Assignment
The answer is the data below, repeated exactly, with no pictures included.

Input records
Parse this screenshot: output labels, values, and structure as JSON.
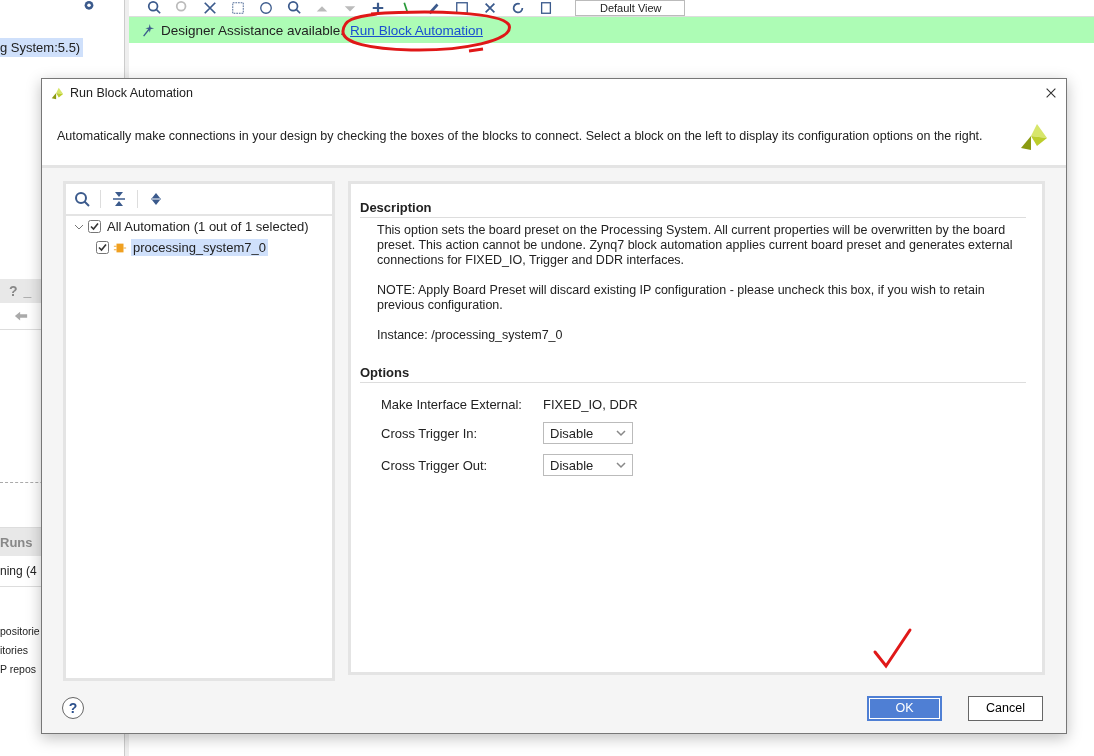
{
  "ide": {
    "toolbar": {
      "view_dropdown": "Default View"
    },
    "assistance_bar": {
      "message": "Designer Assistance available.",
      "link": "Run Block Automation"
    },
    "left_panel": {
      "selected_item": "g System:5.5)",
      "help_button": "?",
      "minimize_button": "_",
      "runs_tab": "Runs",
      "run_row": "ning (4",
      "lines": [
        "positorie",
        "itories",
        "P repos"
      ]
    }
  },
  "dialog": {
    "title": "Run Block Automation",
    "intro": "Automatically make connections in your design by checking the boxes of the blocks to connect. Select a block on the left to display its configuration options on the right.",
    "tree": [
      {
        "label": "All Automation (1 out of 1 selected)",
        "checked": true,
        "expanded": true,
        "selected": false,
        "children": [
          {
            "label": "processing_system7_0",
            "checked": true,
            "selected": true
          }
        ]
      }
    ],
    "description": {
      "heading": "Description",
      "paragraphs": [
        "This option sets the board preset on the Processing System. All current properties will be overwritten by the board preset. This action cannot be undone. Zynq7 block automation applies current board preset and generates external connections for FIXED_IO, Trigger and DDR interfaces.",
        "NOTE: Apply Board Preset will discard existing IP configuration - please uncheck this box, if you wish to retain previous configuration.",
        "Instance: /processing_system7_0"
      ]
    },
    "options": {
      "heading": "Options",
      "rows": [
        {
          "kind": "text",
          "label": "Make Interface External:",
          "value": "FIXED_IO, DDR"
        },
        {
          "kind": "dropdown",
          "label": "Cross Trigger In:",
          "value": "Disable"
        },
        {
          "kind": "dropdown",
          "label": "Cross Trigger Out:",
          "value": "Disable"
        }
      ]
    },
    "help_button": "?",
    "buttons": [
      {
        "label": "OK",
        "default": true
      },
      {
        "label": "Cancel",
        "default": false
      }
    ]
  },
  "annotations": [
    {
      "kind": "ellipse"
    },
    {
      "kind": "check"
    }
  ]
}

Answer to this exercise
Parse this screenshot: output labels, values, and structure as JSON.
{
  "ide": {
    "toolbar": {
      "view_dropdown": "Default View"
    },
    "assistance_bar": {
      "message": "Designer Assistance available.",
      "link": "Run Block Automation"
    },
    "left_panel": {
      "selected_item": "g System:5.5)",
      "help_button": "?",
      "minimize_button": "_",
      "runs_tab": "Runs",
      "run_row": "ning (4",
      "lines": [
        "positorie",
        "itories",
        "P repos"
      ]
    }
  },
  "dialog": {
    "title": "Run Block Automation",
    "intro": "Automatically make connections in your design by checking the boxes of the blocks to connect. Select a block on the left to display its configuration options on the right.",
    "tree": [
      {
        "label": "All Automation (1 out of 1 selected)",
        "checked": true,
        "expanded": true,
        "selected": false,
        "children": [
          {
            "label": "processing_system7_0",
            "checked": true,
            "selected": true
          }
        ]
      }
    ],
    "description": {
      "heading": "Description",
      "paragraphs": [
        "This option sets the board preset on the Processing System. All current properties will be overwritten by the board preset. This action cannot be undone. Zynq7 block automation applies current board preset and generates external connections for FIXED_IO, Trigger and DDR interfaces.",
        "NOTE: Apply Board Preset will discard existing IP configuration - please uncheck this box, if you wish to retain previous configuration.",
        "Instance: /processing_system7_0"
      ]
    },
    "options": {
      "heading": "Options",
      "rows": [
        {
          "kind": "text",
          "label": "Make Interface External:",
          "value": "FIXED_IO, DDR"
        },
        {
          "kind": "dropdown",
          "label": "Cross Trigger In:",
          "value": "Disable"
        },
        {
          "kind": "dropdown",
          "label": "Cross Trigger Out:",
          "value": "Disable"
        }
      ]
    },
    "help_button": "?",
    "buttons": [
      {
        "label": "OK",
        "default": true
      },
      {
        "label": "Cancel",
        "default": false
      }
    ]
  },
  "annotations": [
    {
      "kind": "ellipse"
    },
    {
      "kind": "check"
    }
  ]
}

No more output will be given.